WASHINGTON, (AFNS) — Chief of Staff of the Air Force General Mark A. Welsh III signed a memorandum on March 20, establishing Task Force Cyber Secure, to address challenges of the cyberspace domain in synchronization, operations and governance within the Air Force and with those organizations it supports.
“This task force is fundamental to understanding the inherent risks within the cyberspace domain and instituting a culture change, in which our Airmen realize the impact cybersecurity has on all the Air Force core missions,” Welsh said.
Lt. Gen. Bill Bender, the Secretary of the Air Force chief of information dominance and chief information officer, outlined three main focus areas the task force will be responsible for.
“The task force will diagnose the extent of the cyber threat and the vulnerabilities that currently impact our core missions and will plan to develop a risk management plan that will allow the Air Force to fly, fight and win in a cyber-contested environment,” Bender said. “Finally, the task force will recommend investment priorities to the SECAF and CSAF for how best to address the cybersecurity challenges.

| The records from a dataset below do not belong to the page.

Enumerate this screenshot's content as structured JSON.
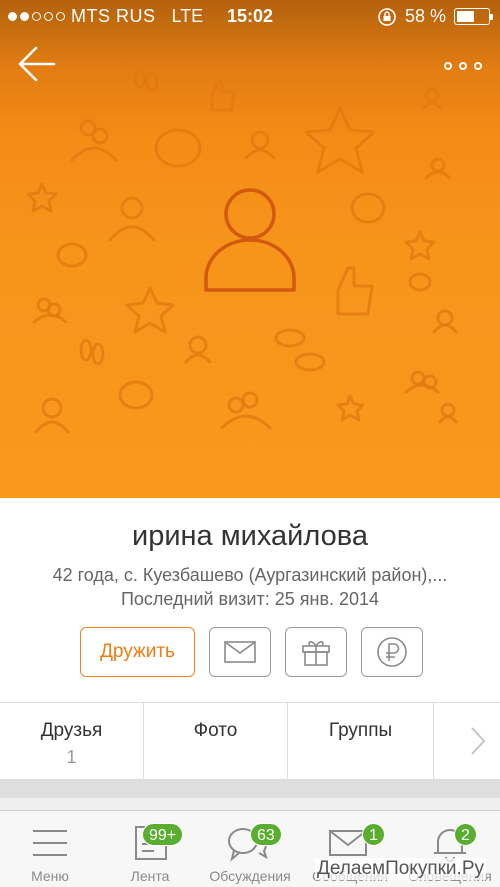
{
  "status_bar": {
    "carrier": "MTS RUS",
    "network": "LTE",
    "time": "15:02",
    "battery": "58 %",
    "battery_level": 0.58,
    "signal_bars_filled": 2,
    "signal_bars_total": 5
  },
  "header": {
    "back_icon": "arrow-left-icon",
    "more_icon": "more-dots-icon"
  },
  "profile": {
    "name": "ирина михайлова",
    "details": "42 года, с. Куезбашево (Аургазинский район),...",
    "last_visit": "Последний визит: 25 янв. 2014",
    "avatar_icon": "user-placeholder-icon"
  },
  "actions": {
    "friend_label": "Дружить",
    "message_icon": "envelope-icon",
    "gift_icon": "gift-icon",
    "money_icon": "ruble-icon"
  },
  "tabs": [
    {
      "label": "Друзья",
      "count": "1"
    },
    {
      "label": "Фото",
      "count": ""
    },
    {
      "label": "Группы",
      "count": ""
    }
  ],
  "bottom_nav": [
    {
      "label": "Меню",
      "icon": "hamburger-icon",
      "badge": ""
    },
    {
      "label": "Лента",
      "icon": "feed-icon",
      "badge": "99+"
    },
    {
      "label": "Обсуждения",
      "icon": "discussions-icon",
      "badge": "63"
    },
    {
      "label": "Сообщения",
      "icon": "envelope-icon",
      "badge": "1"
    },
    {
      "label": "Оповещения",
      "icon": "bell-icon",
      "badge": "2"
    }
  ],
  "watermark": "ДелаемПокупки.Ру",
  "colors": {
    "accent": "#f7951b",
    "friend_button": "#ee7d14",
    "badge": "#59ad2f",
    "avatar_outline": "#d2590e"
  }
}
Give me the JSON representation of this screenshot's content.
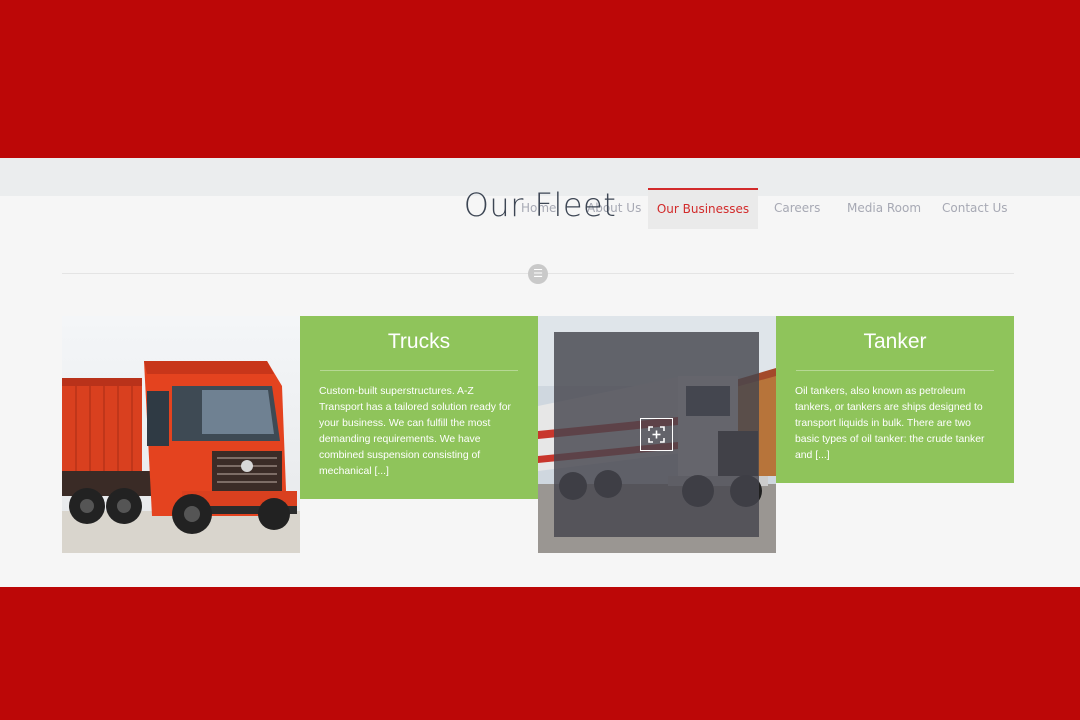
{
  "page": {
    "title": "Our Fleet"
  },
  "nav": {
    "items": [
      {
        "label": "Home",
        "active": false
      },
      {
        "label": "About Us",
        "active": false
      },
      {
        "label": "Our Businesses",
        "active": true
      },
      {
        "label": "Careers",
        "active": false
      },
      {
        "label": "Media Room",
        "active": false
      },
      {
        "label": "Contact Us",
        "active": false
      }
    ]
  },
  "fleet": {
    "cards": [
      {
        "title": "Trucks",
        "text": "Custom-built superstructures. A-Z Transport has a tailored solution ready for your business. We can fulfill the most demanding requirements. We have combined suspension consisting of mechanical [...]",
        "image_icon": "red-truck-image"
      },
      {
        "title": "Tanker",
        "text": "Oil tankers, also known as petroleum tankers, or tankers are ships designed to transport liquids in bulk. There are two basic types of oil tanker: the crude tanker and [...]",
        "image_icon": "tanker-truck-image"
      }
    ]
  },
  "icons": {
    "divider": "menu-icon",
    "zoom": "expand-icon"
  },
  "colors": {
    "brand_red": "#bc0707",
    "card_green": "#8fc45b",
    "nav_active": "#d22b2b"
  }
}
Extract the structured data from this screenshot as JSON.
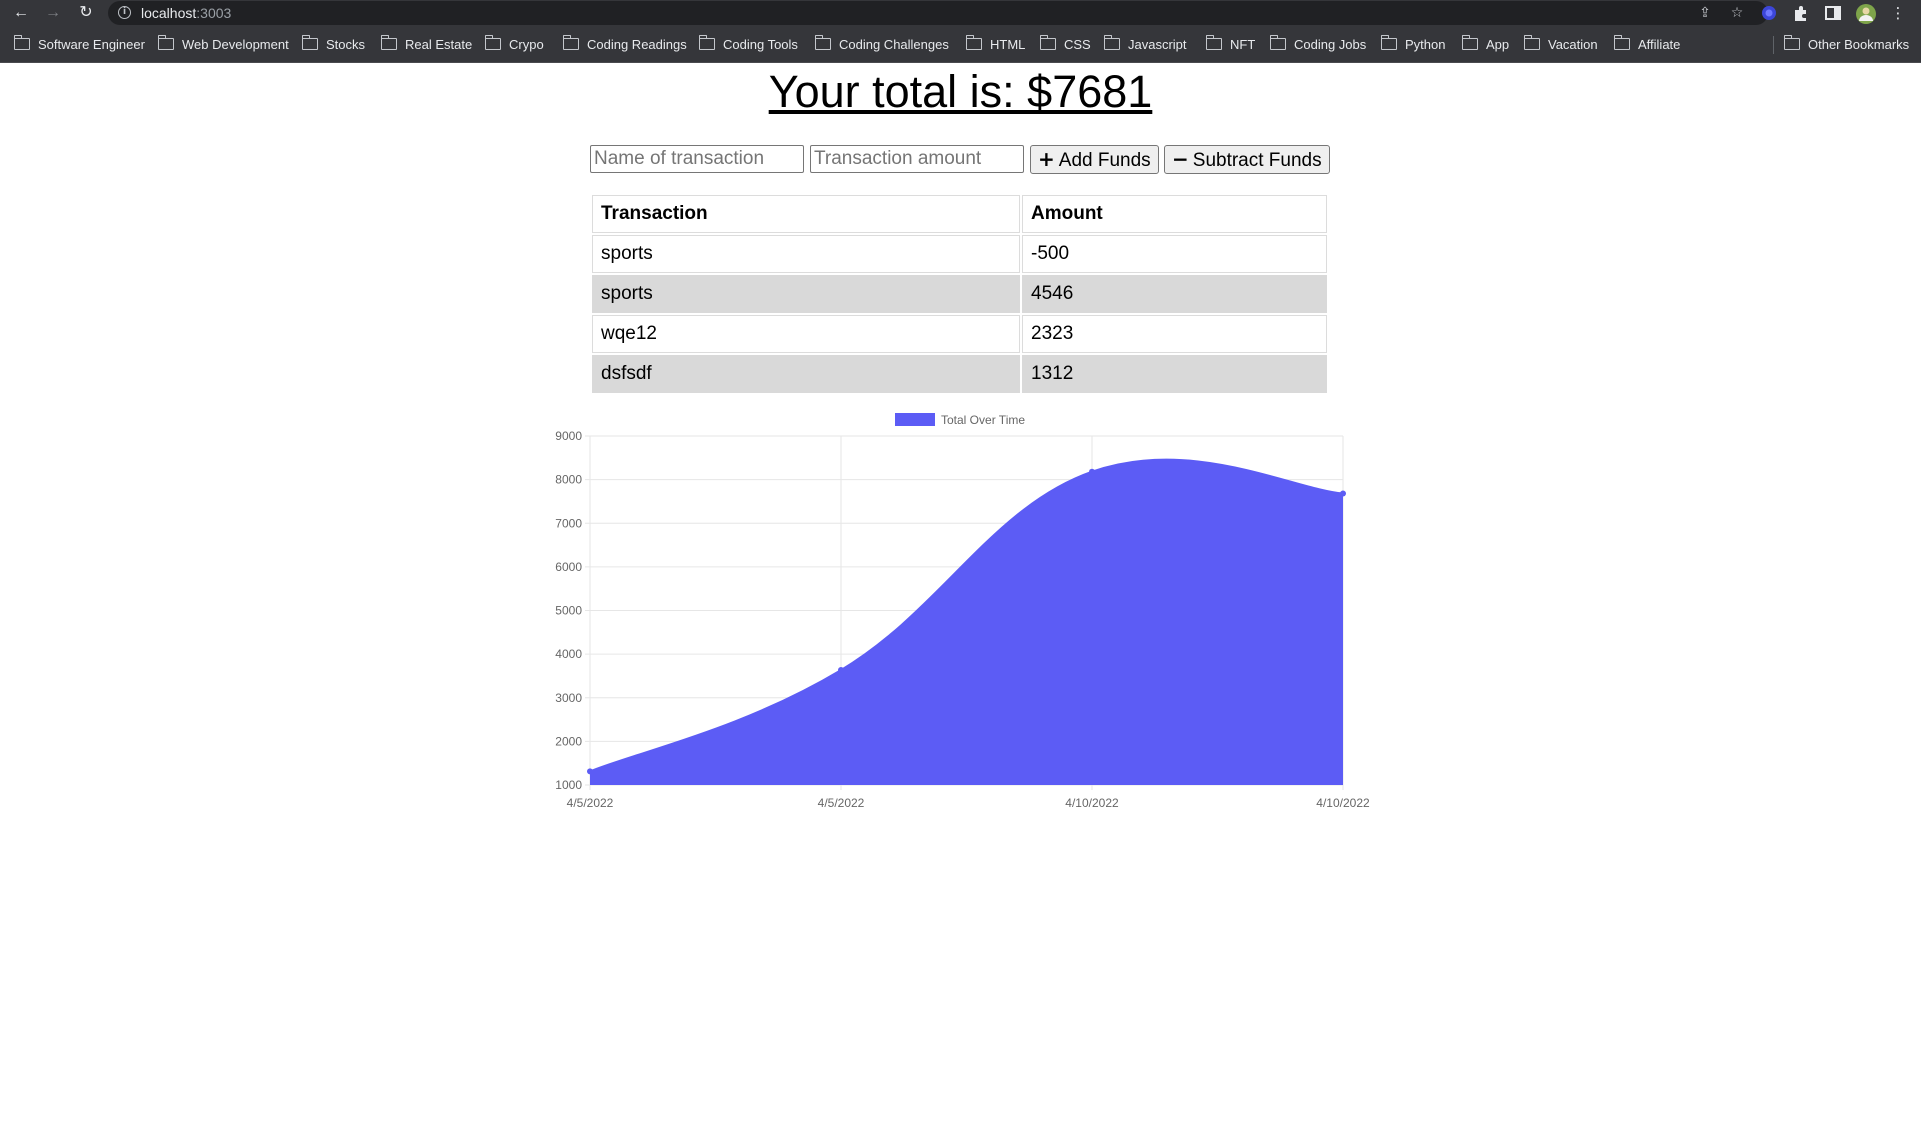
{
  "browser": {
    "url_host": "localhost",
    "url_port": ":3003",
    "bookmarks": [
      "Software Engineer",
      "Web Development",
      "Stocks",
      "Real Estate",
      "Crypo",
      "Coding Readings",
      "Coding Tools",
      "Coding Challenges",
      "HTML",
      "CSS",
      "Javascript",
      "NFT",
      "Coding Jobs",
      "Python",
      "App",
      "Vacation",
      "Affiliate"
    ],
    "other_bookmarks": "Other Bookmarks"
  },
  "page": {
    "total_text": "Your total is: $7681",
    "form": {
      "name_placeholder": "Name of transaction",
      "amount_placeholder": "Transaction amount",
      "add_label": "Add Funds",
      "subtract_label": "Subtract Funds"
    },
    "table": {
      "headers": [
        "Transaction",
        "Amount"
      ],
      "rows": [
        {
          "name": "sports",
          "amount": "-500"
        },
        {
          "name": "sports",
          "amount": "4546"
        },
        {
          "name": "wqe12",
          "amount": "2323"
        },
        {
          "name": "dsfsdf",
          "amount": "1312"
        }
      ]
    }
  },
  "chart_data": {
    "type": "area",
    "legend": "Total Over Time",
    "legend_position": "top",
    "categories": [
      "4/5/2022",
      "4/5/2022",
      "4/10/2022",
      "4/10/2022"
    ],
    "series": [
      {
        "name": "Total Over Time",
        "values": [
          1312,
          3635,
          8181,
          7681
        ]
      }
    ],
    "ylim": [
      1000,
      9000
    ],
    "yticks": [
      1000,
      2000,
      3000,
      4000,
      5000,
      6000,
      7000,
      8000,
      9000
    ],
    "grid": true,
    "fill_color": "#5c5cf5",
    "line_color": "#5c5cf5"
  }
}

“The Air Force focuses the majority of the cybersecurity effort on protecting the information technology we’ve always protected the last 20 years, but that’s only 20 percent of the problem,” Bender continued. He envisions a “comprehensive, enterprise-level look at the cyber threat as it relates to everything outside of that 20 percent.”
The concepts of mission assurance and cybersecurity were addressed and studied across the Department of Defense and the Air Force across multiple functional lines and major commands. A top priority of Task Force Cyber Secure is to be inclusive of all stakeholders who are working this cyber challenge already and to begin synchronizing and coordinating efforts for securing and mitigating operational risk to the most critical nodes and “centers of gravity.”
Pete Kim, the Cyberspace Operations and Warfighting Integration acting director, will lead the daily task force operations and direct an organization that will include cyberspace stakeholders throughout the Air Force.
“Many efforts for securing the core missions in cyberspace are currently distributed across multiple organizations and commands throughout the Air Force,” Kim said. “We have great leaders moving out on fixing ‘the problem’ within their functional areas, but the time is right to look into opportunities to synchronize and maximize resources at the corporate level in order to establish a foundational, consistent enterprise-wide approach in the future.”
The task force efforts will inform Air Force strategic planning and programming for fiscal year 2017 and beyond. It will provide a governance plan for Air Force corporate board management and synchronization of cybersecurity investments of the future in the planning, programming, budgeting and execution (PPBE) process. The task force will also integrate multiple efforts and studies, attempting to address cybersecurity across the Air Force, focusing on Air Force core missions and provide a prioritized cybersecurity investment strategy for SECAF and CSAF.
“We’re already seeing benefits of a focused task force standing up to address the cybersecurity challenge,” Bender said. “At a practical level, sharing information across the Air Force, education on the seriousness of the threat and the vulnerabilities, and connecting the dots are the benefits I’m beginning to see. We are also connecting with academia and commercial industry because we recognize their contributions as significant force multipliers in this domain.”